It was not long after I was given those barrels that I bought a copy of GRIT magazine and found an article in there on how to make rain barrels and the barrels looked similar to the ones I had. That solved it, I was making some rain barrels that weekend.
I went to our local hardware store with the GRIT article (April/May 2010) in hand and asked them to help me gather what I needed. They didn't have one piece, a manifold, but it wasn't really necessary unless I was planning on attaching 6 small hoses with holes drilled into them on the spigot. Nope, one or two hoses would do just fine, although the multi-hose design was pretty nifty.
I made the first barrel per the directions in the GRIT article but modified all the others to make it cheaper on my pocket book. The following 5 barrels used a simple spigot, a connector and a rubber washer.

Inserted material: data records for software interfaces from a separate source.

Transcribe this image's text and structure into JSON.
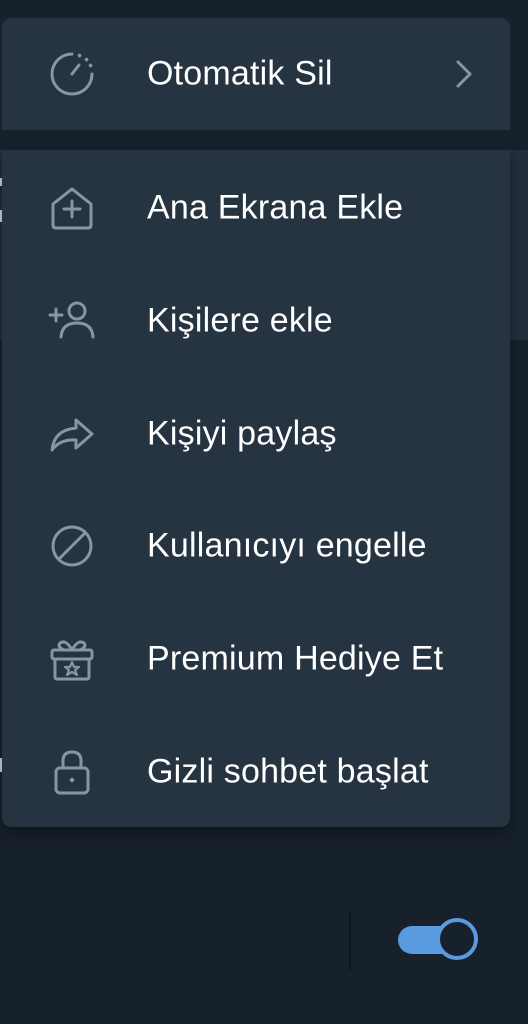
{
  "menu": {
    "top_item": {
      "label": "Otomatik Sil",
      "icon": "timer-icon"
    },
    "items": [
      {
        "label": "Ana Ekrana Ekle",
        "icon": "home-add-icon"
      },
      {
        "label": "Kişilere ekle",
        "icon": "add-contact-icon"
      },
      {
        "label": "Kişiyi paylaş",
        "icon": "share-icon"
      },
      {
        "label": "Kullanıcıyı engelle",
        "icon": "block-icon"
      },
      {
        "label": "Premium Hediye Et",
        "icon": "gift-icon"
      },
      {
        "label": "Gizli sohbet başlat",
        "icon": "lock-icon"
      }
    ]
  },
  "toggle": {
    "state": "on"
  },
  "colors": {
    "background": "#17212b",
    "menu": "#263442",
    "icon": "#8696a6",
    "accent": "#5a9be0"
  }
}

The costs were roughly as follows:
- Spigot 6.00 (3/4" size is what I used but 1" or larger will work well also)
- connector .99
- Washer 1.50
- Barrels Free
- Total 8.49
The costs listed above were for spigot setup only for each barrel. I would guess the items could be found cheaper at other places but we only have one local hardware store and they are not usually the cheapest place to shop but they are help, friendly and local. You will need additional items also that will be used for all barrels and you may already have them. (Pict 1 is Grit version Barrel, Pict 2 is my version)
- 1/2" drill bit
- 3/4" hole saw fitting for drill
- PVC glue or gorilla glue
- caulking for sealing around washer or gasket
- screening (depending on barrel design. I used window screen given to me and just tied it over the opening.
Okay, now lets get to work. I found the easiest was was to use the 1/2" drill bit to predrill a hole in the barrel as far towards the botton as possible and still allowing access to the spigot.
Once the predrill is done use the hole saw and make your nice round hole. With my barrels I did not have access to the inside to place washers on the inside and outside so I just made sure I have a nice tight predrilled hole and screwed the connecter into it then placed the washer with gorilla glue (which puffs like that foam stuff) and quickly added the spigot onto the connector with a touch of gorilla glue on the threads there too. That makes a nice seal that hasn't leaked but you can also add caulking around the spigot if you would like or if you do have some leakage.
I did make one with no gorilla glue and had a little leakage with it but not much so I just added the gorilla glue around the rubber washer and that fixed that problem.
Of course for the barrels to do any good you have to have gutters and down spouts in place. We are still working on finishing the gutters. As it stands right now we have the barrels placed at major drips areas of the roof and it catches some rain but it will be alot more efficeint with the gutters and down spouts.